Rep. Jamie Raskin’s Historical Support For ‘Alien Suffrage’ Sparks Controversy Amid Noncitizen Voting Debate

Rep. Jamie Raskin (D-MD), a prominent House Democrat and ranking member of the Oversight Committee, has come under scrutiny for his past advocacy of “Alien Suffrage,” the concept of allowing noncitizens to vote. In a 1993 paper titled “Legal Aliens, Local Citizens: The Historical Constitutional and Theoretical Meanings of Alien Suffrage,” Raskin argued against the exclusion of noncitizens from voting, claiming it lacks constitutional and historical justification.

The revelation of Raskin’s past views comes as the House passed a bill to bar foreign nationals from voting in Washington, D.C. elections. Raskin was among the 143 Democrats who opposed the measure while 52 Democrats joined Republicans in supporting it.

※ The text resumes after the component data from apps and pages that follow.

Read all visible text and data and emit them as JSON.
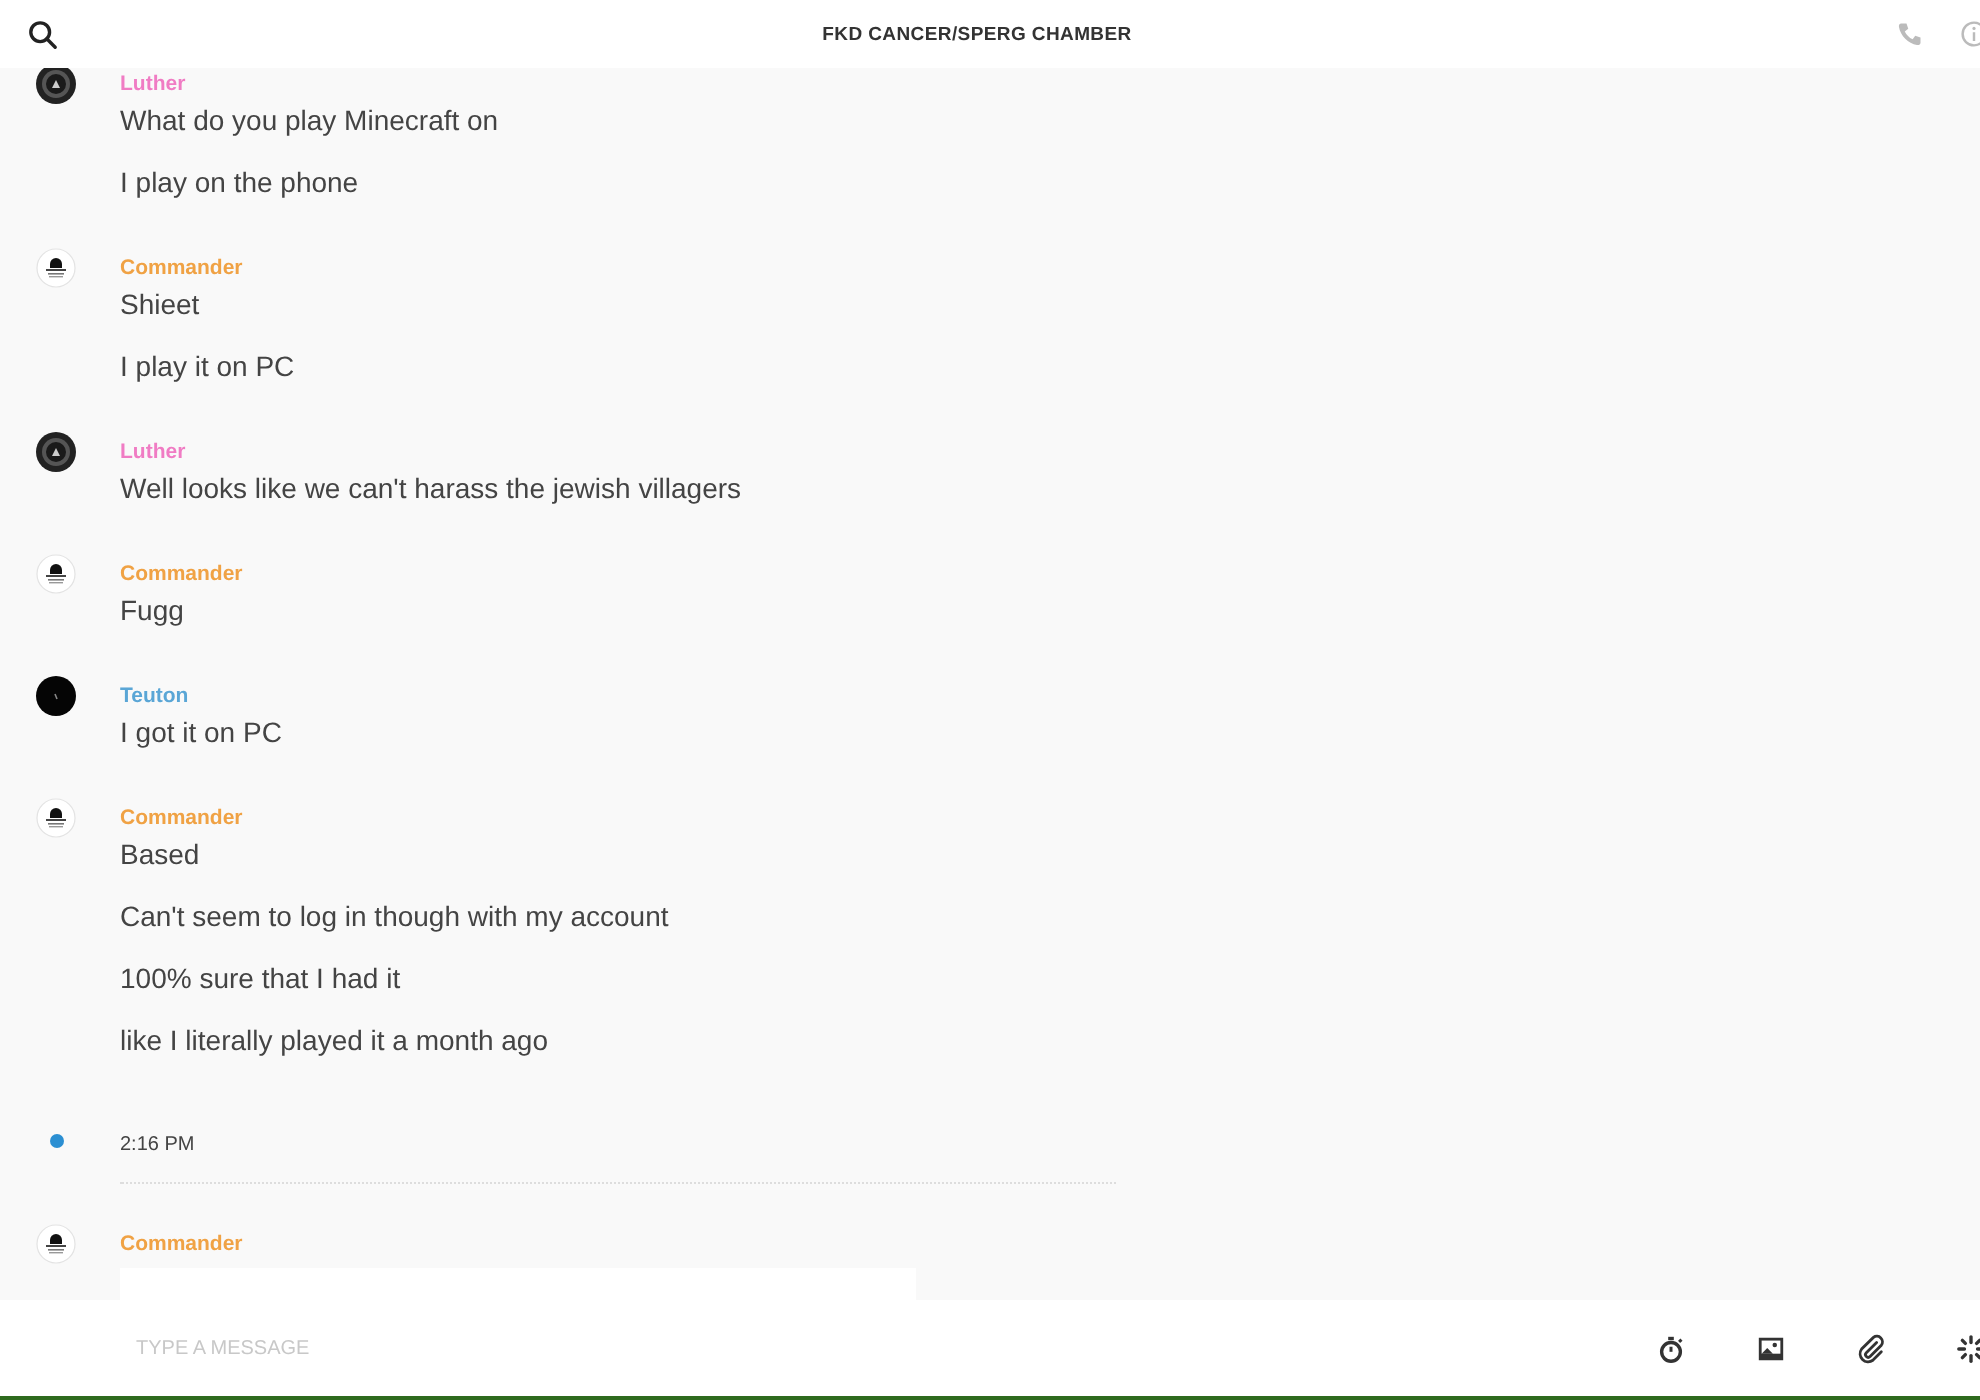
{
  "header": {
    "title": "FKD CANCER/SPERG CHAMBER"
  },
  "feed": [
    {
      "kind": "group",
      "author": "Luther",
      "color": "#f07cc4",
      "avatar": {
        "kind": "ring"
      },
      "messages": [
        {
          "kind": "text",
          "text": "What do you play Minecraft on"
        },
        {
          "kind": "text",
          "text": "I play on the phone"
        }
      ]
    },
    {
      "kind": "group",
      "author": "Commander",
      "color": "#f0a244",
      "avatar": {
        "kind": "figure"
      },
      "messages": [
        {
          "kind": "text",
          "text": "Shieet"
        },
        {
          "kind": "text",
          "text": "I play it on PC"
        }
      ]
    },
    {
      "kind": "group",
      "author": "Luther",
      "color": "#f07cc4",
      "avatar": {
        "kind": "ring"
      },
      "messages": [
        {
          "kind": "text",
          "text": "Well looks like we can't harass the jewish villagers"
        }
      ]
    },
    {
      "kind": "group",
      "author": "Commander",
      "color": "#f0a244",
      "avatar": {
        "kind": "figure"
      },
      "messages": [
        {
          "kind": "text",
          "text": "Fugg"
        }
      ]
    },
    {
      "kind": "group",
      "author": "Teuton",
      "color": "#5aa6d6",
      "avatar": {
        "kind": "dark"
      },
      "messages": [
        {
          "kind": "text",
          "text": "I got it on PC"
        }
      ]
    },
    {
      "kind": "group",
      "author": "Commander",
      "color": "#f0a244",
      "avatar": {
        "kind": "figure"
      },
      "messages": [
        {
          "kind": "text",
          "text": "Based"
        },
        {
          "kind": "text",
          "text": "Can't seem to log in though with my account"
        },
        {
          "kind": "text",
          "text": "100% sure that I had it"
        },
        {
          "kind": "text",
          "text": "like I literally played it a month ago"
        }
      ]
    },
    {
      "kind": "time",
      "text": "2:16 PM"
    },
    {
      "kind": "group",
      "author": "Commander",
      "color": "#f0a244",
      "avatar": {
        "kind": "figure"
      },
      "messages": [
        {
          "kind": "image"
        }
      ]
    }
  ],
  "composer": {
    "placeholder": "TYPE A MESSAGE"
  }
}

Raskin’s home state of Maryland has several municipalities, such as Takoma Park, that have allowed noncitizens to vote in local elections for decades. Advocates argue that resident aliens should have a voice in local governance due to their contributions to the community.

However, a national poll conducted by RMG Research, Inc. for Americans for Citizen Voting found that 75 of respondents oppose allowing foreign nationals to vote in local elections.

This sentiment aligns with the motivations behind the recently passed House bill and the broader Safeguard American Voter Eligibility Act (SAVE Act) introduced by House Speaker Mike Johnson, which aims to tighten voter registration requirements.

Republicans cite the influx of illegal immigrants and recent criminal cases in North Carolina, which revealed that noncitizens are voting and are in fact voting as reasons for strengthening election integrity measures. Raskin’s past advocacy for “Alien Suffrage” has raised questions about his current stance on the issue, but his office did not respond to requests for comment.